This week I learnt that summer is over. I learnt this when about four thousand gallons of water spewed out of the sky and onto my head. I believe this was a personal attack by the rain gods as, looking at the satellite projections across three days, I could see that there was a band of rain swivelling on an axis which seemed to be just off junction 23 of the M6. Which is where I live now.
Summer started in similarly damp conditions, the weather forecasters reassuring us that this was just because the gulf stream had gone off kilter and it would be back to normal by the end of August.

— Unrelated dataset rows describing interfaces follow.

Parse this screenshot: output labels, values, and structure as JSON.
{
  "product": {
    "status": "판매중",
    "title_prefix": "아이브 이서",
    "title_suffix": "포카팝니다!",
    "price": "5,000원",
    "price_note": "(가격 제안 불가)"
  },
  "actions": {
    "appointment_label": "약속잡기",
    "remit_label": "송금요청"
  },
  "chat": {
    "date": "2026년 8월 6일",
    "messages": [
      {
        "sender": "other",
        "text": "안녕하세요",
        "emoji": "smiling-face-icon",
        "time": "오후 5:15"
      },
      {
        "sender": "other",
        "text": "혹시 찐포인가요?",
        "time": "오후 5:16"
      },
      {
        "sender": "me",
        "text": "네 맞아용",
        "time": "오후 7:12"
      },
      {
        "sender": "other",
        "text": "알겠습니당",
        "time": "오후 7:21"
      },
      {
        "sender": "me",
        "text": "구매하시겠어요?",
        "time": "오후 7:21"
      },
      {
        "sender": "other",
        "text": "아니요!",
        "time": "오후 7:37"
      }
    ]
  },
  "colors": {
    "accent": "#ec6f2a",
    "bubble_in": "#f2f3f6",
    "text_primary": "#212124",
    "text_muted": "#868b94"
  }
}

My summer started with me deciding not to give a toss about the Euros, because I’ve gotten a bit old for it really. It turned out to be the biggest sporting disappointment of the summer. I can’t remember where it was, how far we got in the competition or if I cared when we went out. I expect I saw it as something of an inevitability.
I then became briefly and uncontrollably bored, which, looking back, I’m not sure how I managed. I crocheted a mouse for my cat, which was probably as convincing to him as it would be if I crocheted you a bacon sandwich. I also discovered a pattern for that adorable orange thing off the EDF adverts, which I will eventually get around to making. My projects for the Autumn include building a nativity scene in time for Christmas, finishing my flat and crocheting some Canimals. If you don’t know what Canimals are, my word. You definitely need to find out. A random person retweeted my outburst on Canimals the other day. They are incredible.
Feeding off my boredom, I then came up with some excellent ideas. Remarkably, I have not yet had a phonecall from Theo Paphitis, but I expect it is only a matter of time.
In July, I found myself, as I do, in Paddington station waiting for a train. I do this a lot, because trains from Paddington station are so expensive before half six at night that I will happily wait for four hours just to get a cheaper ticket. I was scribbling away in my Filofax about me being about to head off to the Olympics but not being able to publish anything on social media when I met a writer who I follow on Twitter and is helpful. This taught me that loitering in train stations is an excellent networking opportunity.
I then spent many nights in a tent in Walthamstow, because of some communtiy sports event called the Olympic Games. I had a brilliant time, and eventually I will publish my scrapbook, when I find it. Whilst I was there, however, I had absolutely no idea what was going on at the actual Olympics, because I had no internet, and so, as this is 2012, I may as well have been sealed in a lead-lined container. I whinged a bit.
In mid-August, in a fit of fury, I left Blogger after it deleted a very long and emotional blog about a lifethreatening injury sustained by my dad in May. I’m still not sure about WordPress but the scheduling has been a tremendous help.
I hoped to spend my first blog post on WordPress casually explaining myself, but instead was knocked out of my stride by the appearance of Prince Harry’s bum on the internet. No, I’ve not seen it, and no, I don’t want to.
In September, I talked about my new job as ambassador, and how I feared that I may not be able to deal with the sheer number of Ferrero Rocher parties I will be expected to host. Of course, this will not be a problem. There is no end to the number of Ferrero Rocher parties I could host- the limiting factor would be the number of parties people are willing to go to whose central theme is a stonking great pile of Ferrero Rocher.
I also spent time at the BBC’s Focus magazine, and wrote lots of articles for them. I even managed to work in my second favourite animals, crows. Unfortunately, the conspicuous lack of any evidence for unicorns makes scientific research on the subject hard to come by, so no, didn’t write anything about my favourite animals. I did, however, blog about the joys of commuting and finished off the summer by interviewing myself about what work experience was like.
Summer is over. I might have time for things now. Ha!